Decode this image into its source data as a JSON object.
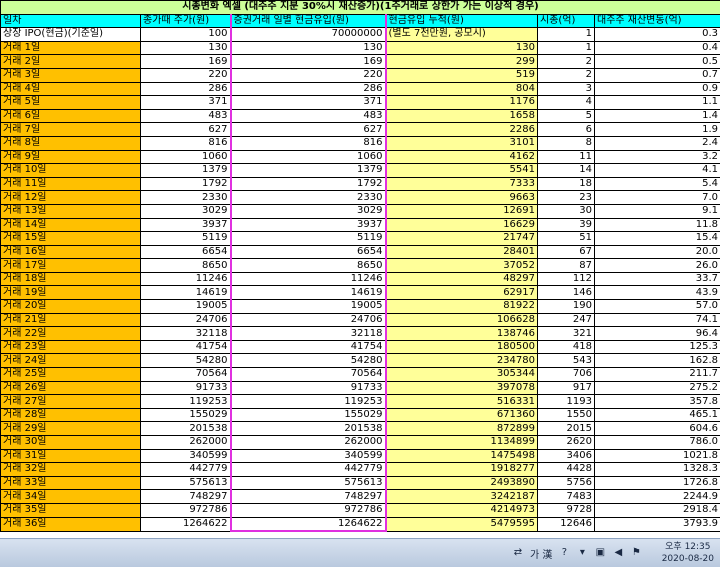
{
  "sheet": {
    "title": "시총변화 엑셀 (대주주 지분 30%시 재산증가)(1주거래로 상한가 가는 이상적 경우)",
    "headers": [
      "일차",
      "종가때 주가(원)",
      "증권거래 일별 현금유입(원)",
      "현금유입 누적(원)",
      "시총(억)",
      "대주주 재산변동(억)"
    ],
    "ipo_row": [
      "상장 IPO(현금)(기준일)",
      "100",
      "70000000",
      "(별도 7천만원, 공모시)",
      "1",
      "0.3"
    ],
    "rows": [
      [
        "거래 1일",
        "130",
        "130",
        "130",
        "1",
        "0.4"
      ],
      [
        "거래 2일",
        "169",
        "169",
        "299",
        "2",
        "0.5"
      ],
      [
        "거래 3일",
        "220",
        "220",
        "519",
        "2",
        "0.7"
      ],
      [
        "거래 4일",
        "286",
        "286",
        "804",
        "3",
        "0.9"
      ],
      [
        "거래 5일",
        "371",
        "371",
        "1176",
        "4",
        "1.1"
      ],
      [
        "거래 6일",
        "483",
        "483",
        "1658",
        "5",
        "1.4"
      ],
      [
        "거래 7일",
        "627",
        "627",
        "2286",
        "6",
        "1.9"
      ],
      [
        "거래 8일",
        "816",
        "816",
        "3101",
        "8",
        "2.4"
      ],
      [
        "거래 9일",
        "1060",
        "1060",
        "4162",
        "11",
        "3.2"
      ],
      [
        "거래 10일",
        "1379",
        "1379",
        "5541",
        "14",
        "4.1"
      ],
      [
        "거래 11일",
        "1792",
        "1792",
        "7333",
        "18",
        "5.4"
      ],
      [
        "거래 12일",
        "2330",
        "2330",
        "9663",
        "23",
        "7.0"
      ],
      [
        "거래 13일",
        "3029",
        "3029",
        "12691",
        "30",
        "9.1"
      ],
      [
        "거래 14일",
        "3937",
        "3937",
        "16629",
        "39",
        "11.8"
      ],
      [
        "거래 15일",
        "5119",
        "5119",
        "21747",
        "51",
        "15.4"
      ],
      [
        "거래 16일",
        "6654",
        "6654",
        "28401",
        "67",
        "20.0"
      ],
      [
        "거래 17일",
        "8650",
        "8650",
        "37052",
        "87",
        "26.0"
      ],
      [
        "거래 18일",
        "11246",
        "11246",
        "48297",
        "112",
        "33.7"
      ],
      [
        "거래 19일",
        "14619",
        "14619",
        "62917",
        "146",
        "43.9"
      ],
      [
        "거래 20일",
        "19005",
        "19005",
        "81922",
        "190",
        "57.0"
      ],
      [
        "거래 21일",
        "24706",
        "24706",
        "106628",
        "247",
        "74.1"
      ],
      [
        "거래 22일",
        "32118",
        "32118",
        "138746",
        "321",
        "96.4"
      ],
      [
        "거래 23일",
        "41754",
        "41754",
        "180500",
        "418",
        "125.3"
      ],
      [
        "거래 24일",
        "54280",
        "54280",
        "234780",
        "543",
        "162.8"
      ],
      [
        "거래 25일",
        "70564",
        "70564",
        "305344",
        "706",
        "211.7"
      ],
      [
        "거래 26일",
        "91733",
        "91733",
        "397078",
        "917",
        "275.2"
      ],
      [
        "거래 27일",
        "119253",
        "119253",
        "516331",
        "1193",
        "357.8"
      ],
      [
        "거래 28일",
        "155029",
        "155029",
        "671360",
        "1550",
        "465.1"
      ],
      [
        "거래 29일",
        "201538",
        "201538",
        "872899",
        "2015",
        "604.6"
      ],
      [
        "거래 30일",
        "262000",
        "262000",
        "1134899",
        "2620",
        "786.0"
      ],
      [
        "거래 31일",
        "340599",
        "340599",
        "1475498",
        "3406",
        "1021.8"
      ],
      [
        "거래 32일",
        "442779",
        "442779",
        "1918277",
        "4428",
        "1328.3"
      ],
      [
        "거래 33일",
        "575613",
        "575613",
        "2493890",
        "5756",
        "1726.8"
      ],
      [
        "거래 34일",
        "748297",
        "748297",
        "3242187",
        "7483",
        "2244.9"
      ],
      [
        "거래 35일",
        "972786",
        "972786",
        "4214973",
        "9728",
        "2918.4"
      ],
      [
        "거래 36일",
        "1264622",
        "1264622",
        "5479595",
        "12646",
        "3793.9"
      ]
    ]
  },
  "taskbar": {
    "ime_label": "가 漢",
    "ime_icon": "language-bar-icon",
    "help_icon": "help-icon",
    "clock_time": "오후 12:35",
    "clock_date": "2020-08-20"
  }
}
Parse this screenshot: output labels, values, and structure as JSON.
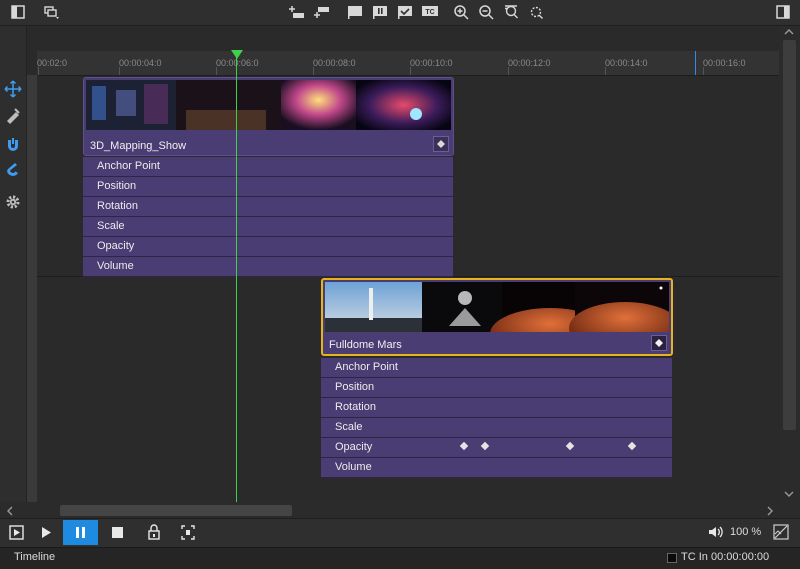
{
  "ruler": {
    "ticks": [
      "00:02:0",
      "00:00:04:0",
      "00:00:06:0",
      "00:00:08:0",
      "00:00:10:0",
      "00:00:12:0",
      "00:00:14:0",
      "00:00:16:0"
    ]
  },
  "clips": [
    {
      "name": "3D_Mapping_Show",
      "properties": [
        "Anchor Point",
        "Position",
        "Rotation",
        "Scale",
        "Opacity",
        "Volume"
      ]
    },
    {
      "name": "Fulldome Mars",
      "properties": [
        "Anchor Point",
        "Position",
        "Rotation",
        "Scale",
        "Opacity",
        "Volume"
      ],
      "selected": true
    }
  ],
  "transport": {
    "volume": "100 %"
  },
  "status": {
    "panel_title": "Timeline",
    "tc_label": "TC In",
    "tc_value": "00:00:00:00"
  },
  "colors": {
    "clip": "#4a3d73",
    "selected_border": "#e8b21c",
    "playhead": "#3fcf4a",
    "active_button": "#1e8be0"
  }
}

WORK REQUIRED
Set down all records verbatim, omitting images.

ANSWER BOX
Decode this image into its source data as a JSON object.
{
  "sheet": {
    "title": "시총변화 엑셀 (대주주 지분 30%시 재산증가)(1주거래로 상한가 가는 이상적 경우)",
    "headers": [
      "일차",
      "종가때 주가(원)",
      "증권거래 일별 현금유입(원)",
      "현금유입 누적(원)",
      "시총(억)",
      "대주주 재산변동(억)"
    ],
    "ipo_row": [
      "상장 IPO(현금)(기준일)",
      "100",
      "70000000",
      "(별도 7천만원, 공모시)",
      "1",
      "0.3"
    ],
    "rows": [
      [
        "거래 1일",
        "130",
        "130",
        "130",
        "1",
        "0.4"
      ],
      [
        "거래 2일",
        "169",
        "169",
        "299",
        "2",
        "0.5"
      ],
      [
        "거래 3일",
        "220",
        "220",
        "519",
        "2",
        "0.7"
      ],
      [
        "거래 4일",
        "286",
        "286",
        "804",
        "3",
        "0.9"
      ],
      [
        "거래 5일",
        "371",
        "371",
        "1176",
        "4",
        "1.1"
      ],
      [
        "거래 6일",
        "483",
        "483",
        "1658",
        "5",
        "1.4"
      ],
      [
        "거래 7일",
        "627",
        "627",
        "2286",
        "6",
        "1.9"
      ],
      [
        "거래 8일",
        "816",
        "816",
        "3101",
        "8",
        "2.4"
      ],
      [
        "거래 9일",
        "1060",
        "1060",
        "4162",
        "11",
        "3.2"
      ],
      [
        "거래 10일",
        "1379",
        "1379",
        "5541",
        "14",
        "4.1"
      ],
      [
        "거래 11일",
        "1792",
        "1792",
        "7333",
        "18",
        "5.4"
      ],
      [
        "거래 12일",
        "2330",
        "2330",
        "9663",
        "23",
        "7.0"
      ],
      [
        "거래 13일",
        "3029",
        "3029",
        "12691",
        "30",
        "9.1"
      ],
      [
        "거래 14일",
        "3937",
        "3937",
        "16629",
        "39",
        "11.8"
      ],
      [
        "거래 15일",
        "5119",
        "5119",
        "21747",
        "51",
        "15.4"
      ],
      [
        "거래 16일",
        "6654",
        "6654",
        "28401",
        "67",
        "20.0"
      ],
      [
        "거래 17일",
        "8650",
        "8650",
        "37052",
        "87",
        "26.0"
      ],
      [
        "거래 18일",
        "11246",
        "11246",
        "48297",
        "112",
        "33.7"
      ],
      [
        "거래 19일",
        "14619",
        "14619",
        "62917",
        "146",
        "43.9"
      ],
      [
        "거래 20일",
        "19005",
        "19005",
        "81922",
        "190",
        "57.0"
      ],
      [
        "거래 21일",
        "24706",
        "24706",
        "106628",
        "247",
        "74.1"
      ],
      [
        "거래 22일",
        "32118",
        "32118",
        "138746",
        "321",
        "96.4"
      ],
      [
        "거래 23일",
        "41754",
        "41754",
        "180500",
        "418",
        "125.3"
      ],
      [
        "거래 24일",
        "54280",
        "54280",
        "234780",
        "543",
        "162.8"
      ],
      [
        "거래 25일",
        "70564",
        "70564",
        "305344",
        "706",
        "211.7"
      ],
      [
        "거래 26일",
        "91733",
        "91733",
        "397078",
        "917",
        "275.2"
      ],
      [
        "거래 27일",
        "119253",
        "119253",
        "516331",
        "1193",
        "357.8"
      ],
      [
        "거래 28일",
        "155029",
        "155029",
        "671360",
        "1550",
        "465.1"
      ],
      [
        "거래 29일",
        "201538",
        "201538",
        "872899",
        "2015",
        "604.6"
      ],
      [
        "거래 30일",
        "262000",
        "262000",
        "1134899",
        "2620",
        "786.0"
      ],
      [
        "거래 31일",
        "340599",
        "340599",
        "1475498",
        "3406",
        "1021.8"
      ],
      [
        "거래 32일",
        "442779",
        "442779",
        "1918277",
        "4428",
        "1328.3"
      ],
      [
        "거래 33일",
        "575613",
        "575613",
        "2493890",
        "5756",
        "1726.8"
      ],
      [
        "거래 34일",
        "748297",
        "748297",
        "3242187",
        "7483",
        "2244.9"
      ],
      [
        "거래 35일",
        "972786",
        "972786",
        "4214973",
        "9728",
        "2918.4"
      ],
      [
        "거래 36일",
        "1264622",
        "1264622",
        "5479595",
        "12646",
        "3793.9"
      ]
    ]
  },
  "taskbar": {
    "ime_label": "가 漢",
    "ime_icon": "language-bar-icon",
    "help_icon": "help-icon",
    "clock_time": "오후 12:35",
    "clock_date": "2020-08-20"
  }
}
Parse this screenshot: output labels, values, and structure as JSON.
{
  "ruler": {
    "ticks": [
      "00:02:0",
      "00:00:04:0",
      "00:00:06:0",
      "00:00:08:0",
      "00:00:10:0",
      "00:00:12:0",
      "00:00:14:0",
      "00:00:16:0"
    ]
  },
  "clips": [
    {
      "name": "3D_Mapping_Show",
      "properties": [
        "Anchor Point",
        "Position",
        "Rotation",
        "Scale",
        "Opacity",
        "Volume"
      ]
    },
    {
      "name": "Fulldome Mars",
      "properties": [
        "Anchor Point",
        "Position",
        "Rotation",
        "Scale",
        "Opacity",
        "Volume"
      ],
      "selected": true
    }
  ],
  "transport": {
    "volume": "100 %"
  },
  "status": {
    "panel_title": "Timeline",
    "tc_label": "TC In",
    "tc_value": "00:00:00:00"
  },
  "colors": {
    "clip": "#4a3d73",
    "selected_border": "#e8b21c",
    "playhead": "#3fcf4a",
    "active_button": "#1e8be0"
  }
}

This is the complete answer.